Start of THE INPUT

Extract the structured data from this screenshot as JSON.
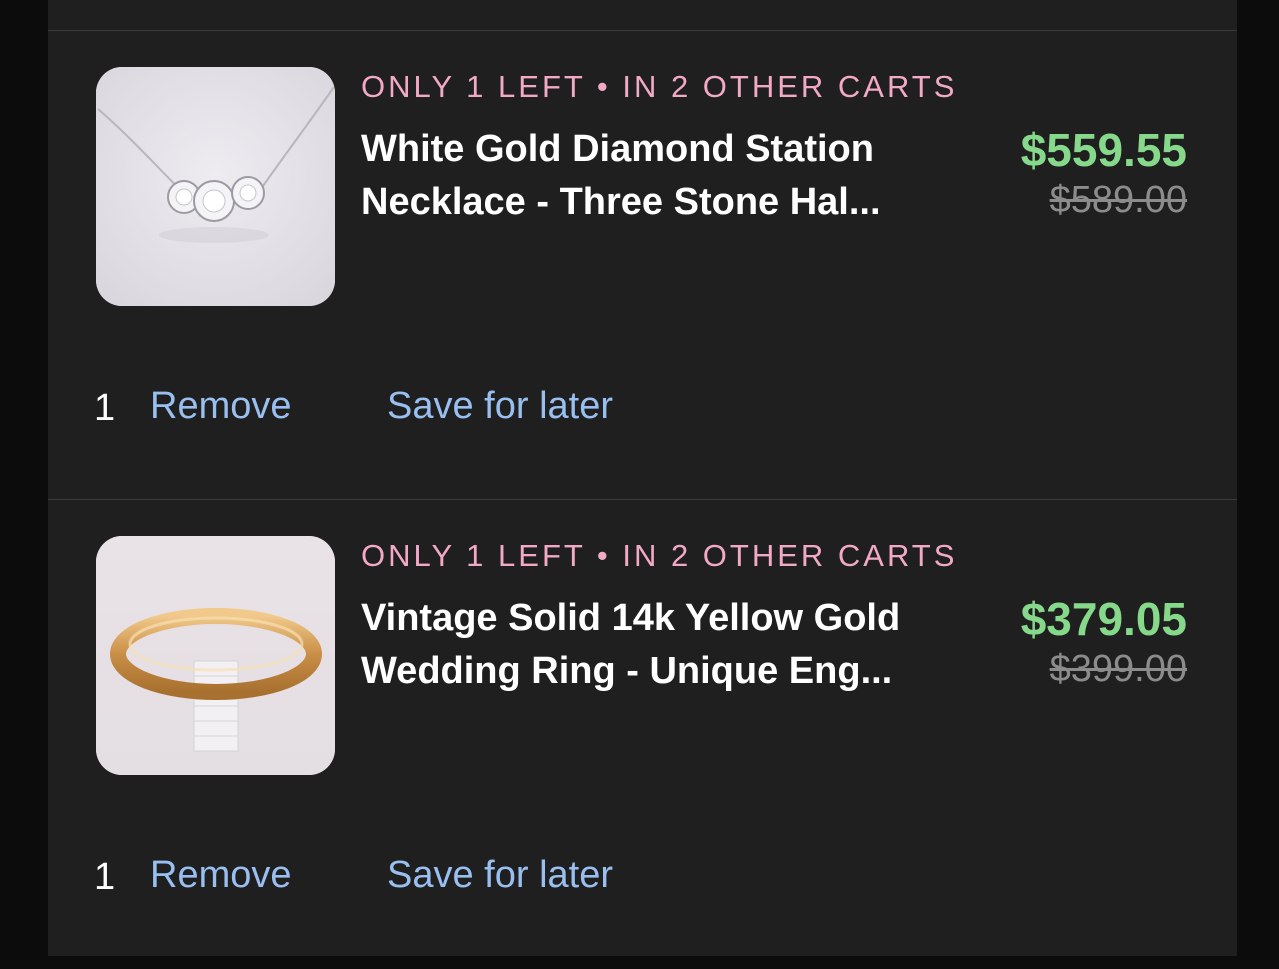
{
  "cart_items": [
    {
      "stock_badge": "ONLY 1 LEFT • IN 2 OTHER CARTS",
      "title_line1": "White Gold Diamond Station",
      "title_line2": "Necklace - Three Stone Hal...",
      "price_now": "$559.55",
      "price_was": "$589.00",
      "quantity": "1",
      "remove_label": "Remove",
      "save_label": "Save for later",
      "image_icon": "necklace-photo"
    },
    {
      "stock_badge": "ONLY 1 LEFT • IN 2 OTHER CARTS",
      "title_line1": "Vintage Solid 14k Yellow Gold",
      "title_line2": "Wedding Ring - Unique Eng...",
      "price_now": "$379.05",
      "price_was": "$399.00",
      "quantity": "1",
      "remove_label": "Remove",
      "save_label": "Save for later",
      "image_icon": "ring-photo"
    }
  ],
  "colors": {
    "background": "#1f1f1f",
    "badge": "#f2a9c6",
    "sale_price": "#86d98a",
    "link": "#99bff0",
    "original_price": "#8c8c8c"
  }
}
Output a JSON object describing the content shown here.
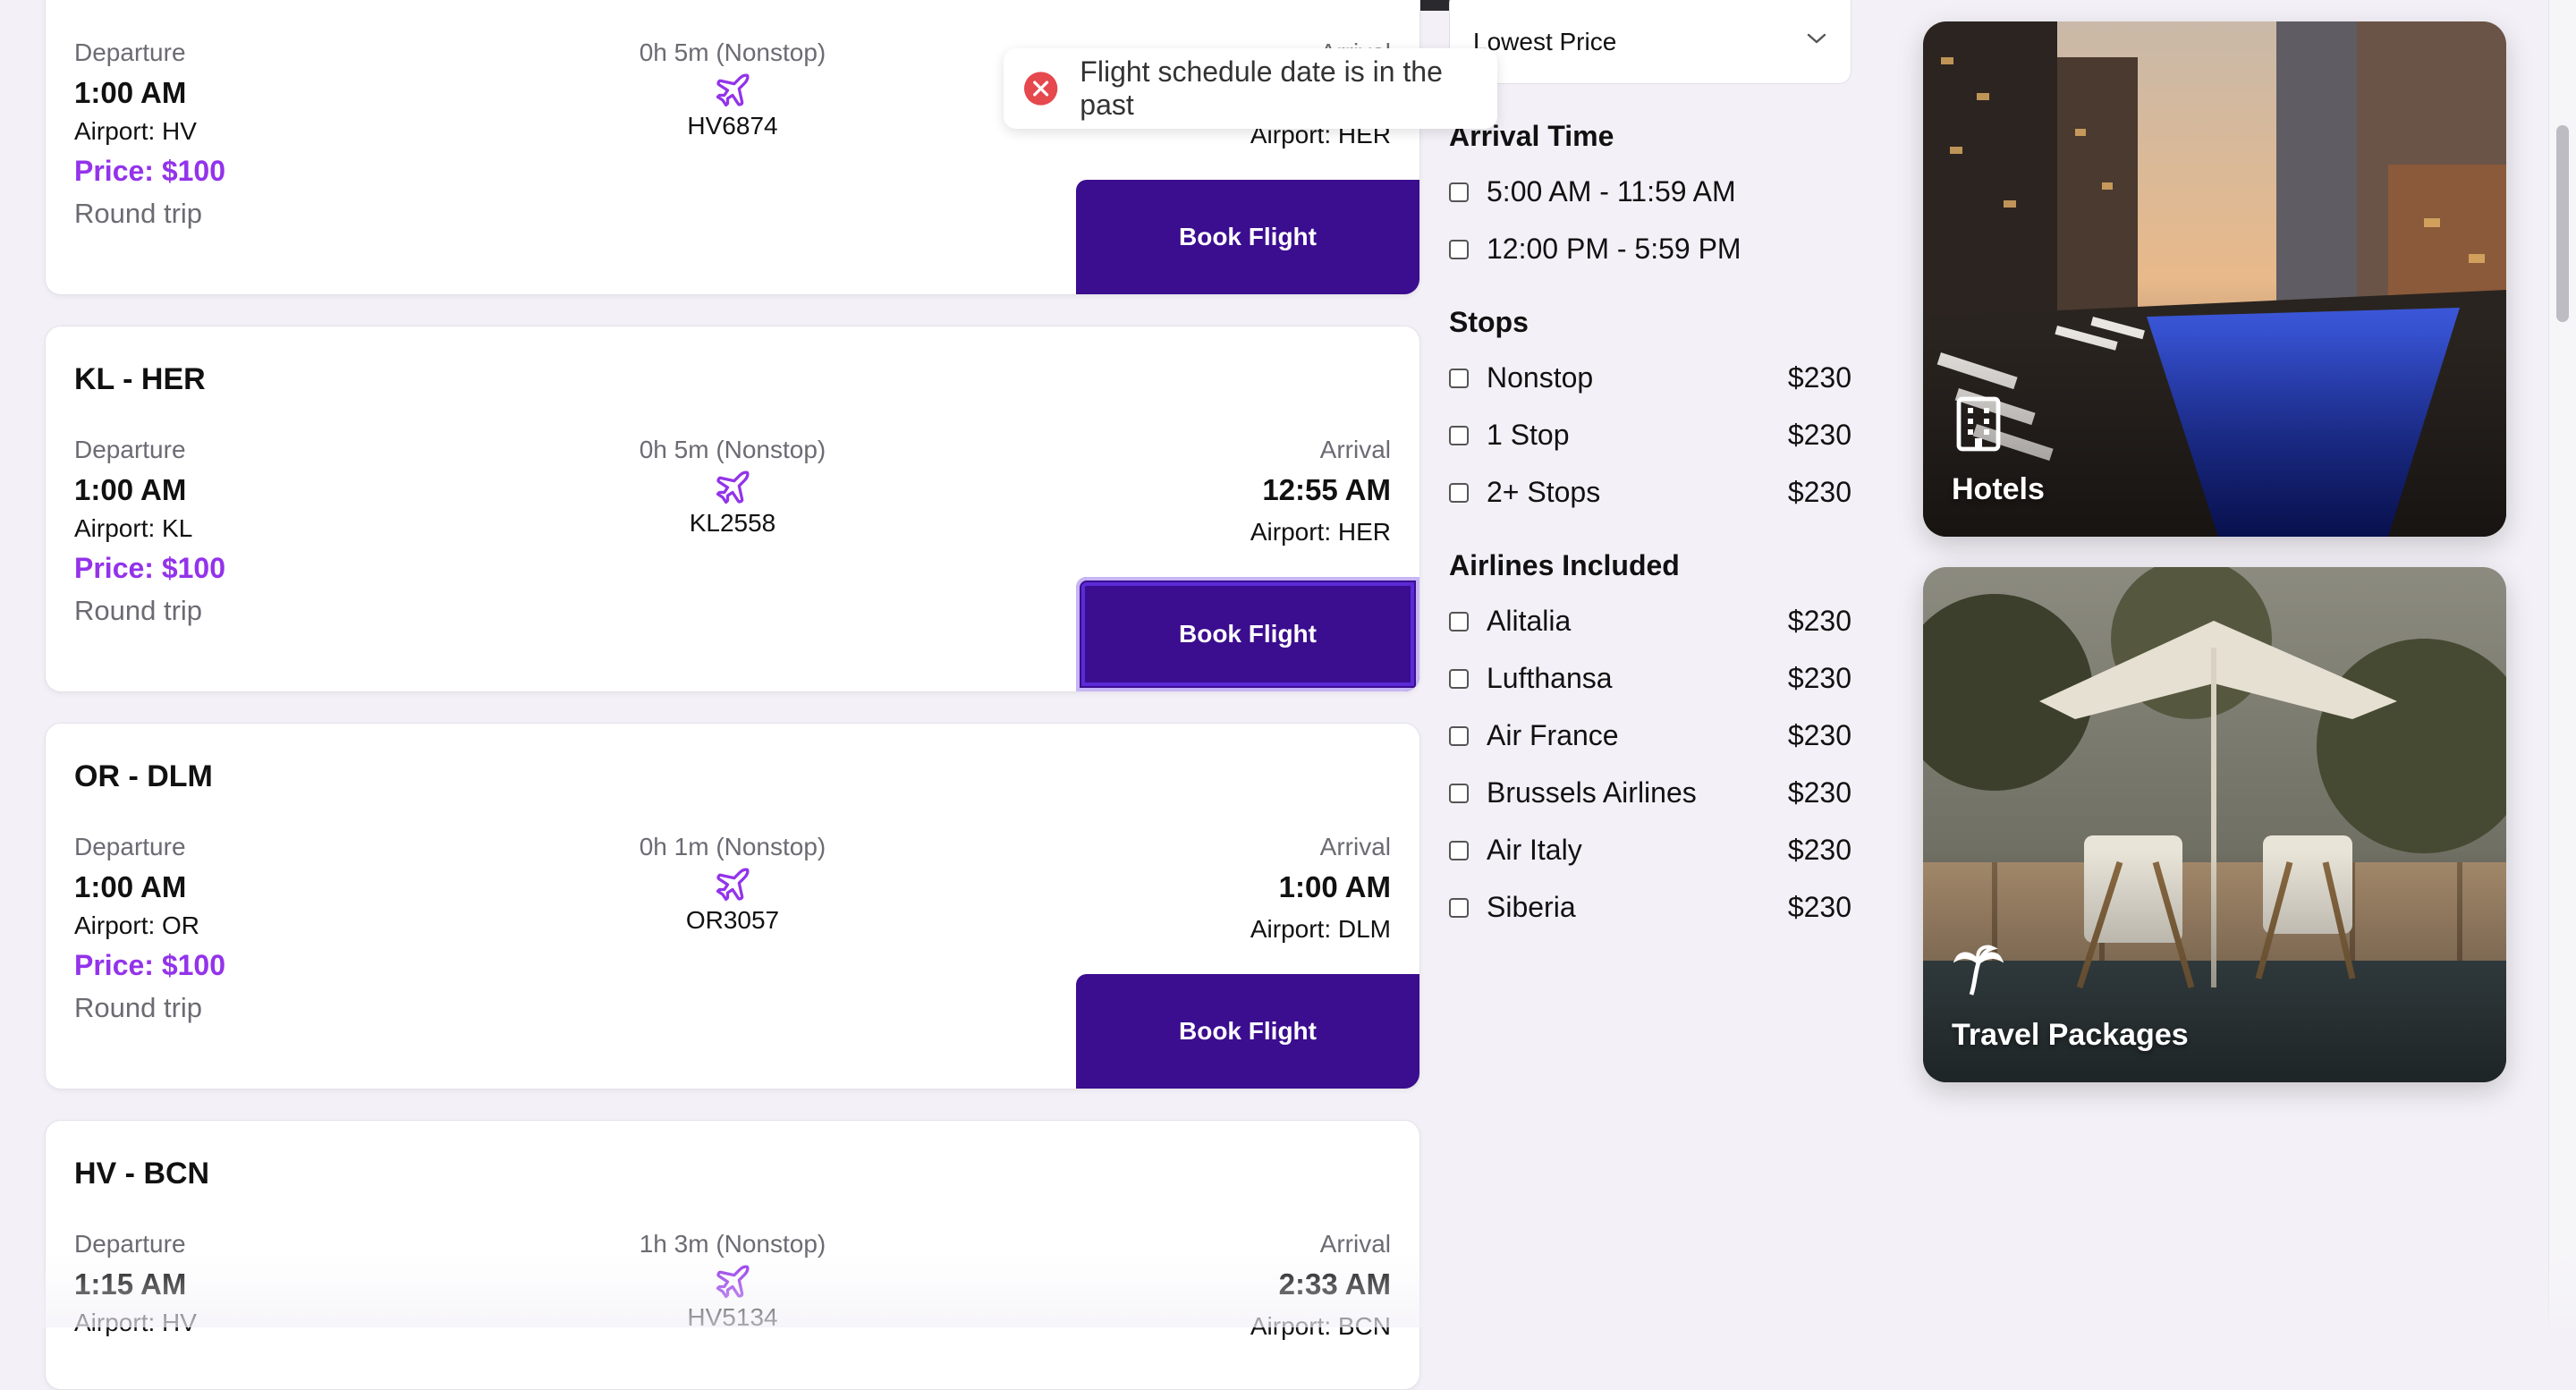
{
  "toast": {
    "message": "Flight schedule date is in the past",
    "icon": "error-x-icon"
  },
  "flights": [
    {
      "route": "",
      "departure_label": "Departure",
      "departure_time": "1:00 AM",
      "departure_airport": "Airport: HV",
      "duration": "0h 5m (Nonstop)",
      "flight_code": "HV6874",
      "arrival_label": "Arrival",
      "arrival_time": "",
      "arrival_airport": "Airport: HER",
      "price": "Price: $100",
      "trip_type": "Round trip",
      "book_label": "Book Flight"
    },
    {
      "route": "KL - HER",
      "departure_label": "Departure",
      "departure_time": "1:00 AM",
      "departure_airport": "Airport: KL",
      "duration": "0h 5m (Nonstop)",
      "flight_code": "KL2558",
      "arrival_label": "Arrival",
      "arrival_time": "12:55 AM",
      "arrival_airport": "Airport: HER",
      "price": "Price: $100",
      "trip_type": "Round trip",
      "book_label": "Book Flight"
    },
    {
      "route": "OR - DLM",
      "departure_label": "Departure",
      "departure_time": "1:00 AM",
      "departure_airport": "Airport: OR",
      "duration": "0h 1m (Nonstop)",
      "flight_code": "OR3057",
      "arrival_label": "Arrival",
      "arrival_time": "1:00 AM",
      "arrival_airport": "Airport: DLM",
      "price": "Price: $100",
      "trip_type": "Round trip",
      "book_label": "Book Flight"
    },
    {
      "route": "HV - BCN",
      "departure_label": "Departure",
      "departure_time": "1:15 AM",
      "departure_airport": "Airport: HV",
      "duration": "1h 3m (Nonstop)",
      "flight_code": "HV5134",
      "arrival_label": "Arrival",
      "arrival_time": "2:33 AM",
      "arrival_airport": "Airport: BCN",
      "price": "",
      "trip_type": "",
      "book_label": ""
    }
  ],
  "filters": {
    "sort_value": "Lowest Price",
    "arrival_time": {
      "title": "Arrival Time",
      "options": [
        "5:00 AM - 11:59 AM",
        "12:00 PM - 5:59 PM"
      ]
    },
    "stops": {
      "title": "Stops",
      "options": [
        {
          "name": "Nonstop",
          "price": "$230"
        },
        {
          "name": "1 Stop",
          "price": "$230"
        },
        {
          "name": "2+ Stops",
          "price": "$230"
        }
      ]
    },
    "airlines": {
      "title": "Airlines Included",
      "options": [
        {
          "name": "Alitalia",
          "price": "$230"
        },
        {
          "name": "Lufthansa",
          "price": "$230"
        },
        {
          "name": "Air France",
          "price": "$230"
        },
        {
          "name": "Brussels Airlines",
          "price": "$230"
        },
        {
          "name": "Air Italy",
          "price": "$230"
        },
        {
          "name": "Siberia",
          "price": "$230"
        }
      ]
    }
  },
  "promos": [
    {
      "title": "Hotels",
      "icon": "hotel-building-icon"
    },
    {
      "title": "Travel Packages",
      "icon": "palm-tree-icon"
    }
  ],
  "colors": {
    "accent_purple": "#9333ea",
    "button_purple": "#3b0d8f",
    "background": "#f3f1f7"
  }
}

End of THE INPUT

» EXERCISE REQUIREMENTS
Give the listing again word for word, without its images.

» RESPONSE AREA
Extract the structured data from this screenshot as JSON.
{
  "cart_items": [
    {
      "stock_badge": "ONLY 1 LEFT • IN 2 OTHER CARTS",
      "title_line1": "White Gold Diamond Station",
      "title_line2": "Necklace - Three Stone Hal...",
      "price_now": "$559.55",
      "price_was": "$589.00",
      "quantity": "1",
      "remove_label": "Remove",
      "save_label": "Save for later",
      "image_icon": "necklace-photo"
    },
    {
      "stock_badge": "ONLY 1 LEFT • IN 2 OTHER CARTS",
      "title_line1": "Vintage Solid 14k Yellow Gold",
      "title_line2": "Wedding Ring - Unique Eng...",
      "price_now": "$379.05",
      "price_was": "$399.00",
      "quantity": "1",
      "remove_label": "Remove",
      "save_label": "Save for later",
      "image_icon": "ring-photo"
    }
  ],
  "colors": {
    "background": "#1f1f1f",
    "badge": "#f2a9c6",
    "sale_price": "#86d98a",
    "link": "#99bff0",
    "original_price": "#8c8c8c"
  }
}
Output a JSON object describing the content shown here.
{
  "toast": {
    "message": "Flight schedule date is in the past",
    "icon": "error-x-icon"
  },
  "flights": [
    {
      "route": "",
      "departure_label": "Departure",
      "departure_time": "1:00 AM",
      "departure_airport": "Airport: HV",
      "duration": "0h 5m (Nonstop)",
      "flight_code": "HV6874",
      "arrival_label": "Arrival",
      "arrival_time": "",
      "arrival_airport": "Airport: HER",
      "price": "Price: $100",
      "trip_type": "Round trip",
      "book_label": "Book Flight"
    },
    {
      "route": "KL - HER",
      "departure_label": "Departure",
      "departure_time": "1:00 AM",
      "departure_airport": "Airport: KL",
      "duration": "0h 5m (Nonstop)",
      "flight_code": "KL2558",
      "arrival_label": "Arrival",
      "arrival_time": "12:55 AM",
      "arrival_airport": "Airport: HER",
      "price": "Price: $100",
      "trip_type": "Round trip",
      "book_label": "Book Flight"
    },
    {
      "route": "OR - DLM",
      "departure_label": "Departure",
      "departure_time": "1:00 AM",
      "departure_airport": "Airport: OR",
      "duration": "0h 1m (Nonstop)",
      "flight_code": "OR3057",
      "arrival_label": "Arrival",
      "arrival_time": "1:00 AM",
      "arrival_airport": "Airport: DLM",
      "price": "Price: $100",
      "trip_type": "Round trip",
      "book_label": "Book Flight"
    },
    {
      "route": "HV - BCN",
      "departure_label": "Departure",
      "departure_time": "1:15 AM",
      "departure_airport": "Airport: HV",
      "duration": "1h 3m (Nonstop)",
      "flight_code": "HV5134",
      "arrival_label": "Arrival",
      "arrival_time": "2:33 AM",
      "arrival_airport": "Airport: BCN",
      "price": "",
      "trip_type": "",
      "book_label": ""
    }
  ],
  "filters": {
    "sort_value": "Lowest Price",
    "arrival_time": {
      "title": "Arrival Time",
      "options": [
        "5:00 AM - 11:59 AM",
        "12:00 PM - 5:59 PM"
      ]
    },
    "stops": {
      "title": "Stops",
      "options": [
        {
          "name": "Nonstop",
          "price": "$230"
        },
        {
          "name": "1 Stop",
          "price": "$230"
        },
        {
          "name": "2+ Stops",
          "price": "$230"
        }
      ]
    },
    "airlines": {
      "title": "Airlines Included",
      "options": [
        {
          "name": "Alitalia",
          "price": "$230"
        },
        {
          "name": "Lufthansa",
          "price": "$230"
        },
        {
          "name": "Air France",
          "price": "$230"
        },
        {
          "name": "Brussels Airlines",
          "price": "$230"
        },
        {
          "name": "Air Italy",
          "price": "$230"
        },
        {
          "name": "Siberia",
          "price": "$230"
        }
      ]
    }
  },
  "promos": [
    {
      "title": "Hotels",
      "icon": "hotel-building-icon"
    },
    {
      "title": "Travel Packages",
      "icon": "palm-tree-icon"
    }
  ],
  "colors": {
    "accent_purple": "#9333ea",
    "button_purple": "#3b0d8f",
    "background": "#f3f1f7"
  }
}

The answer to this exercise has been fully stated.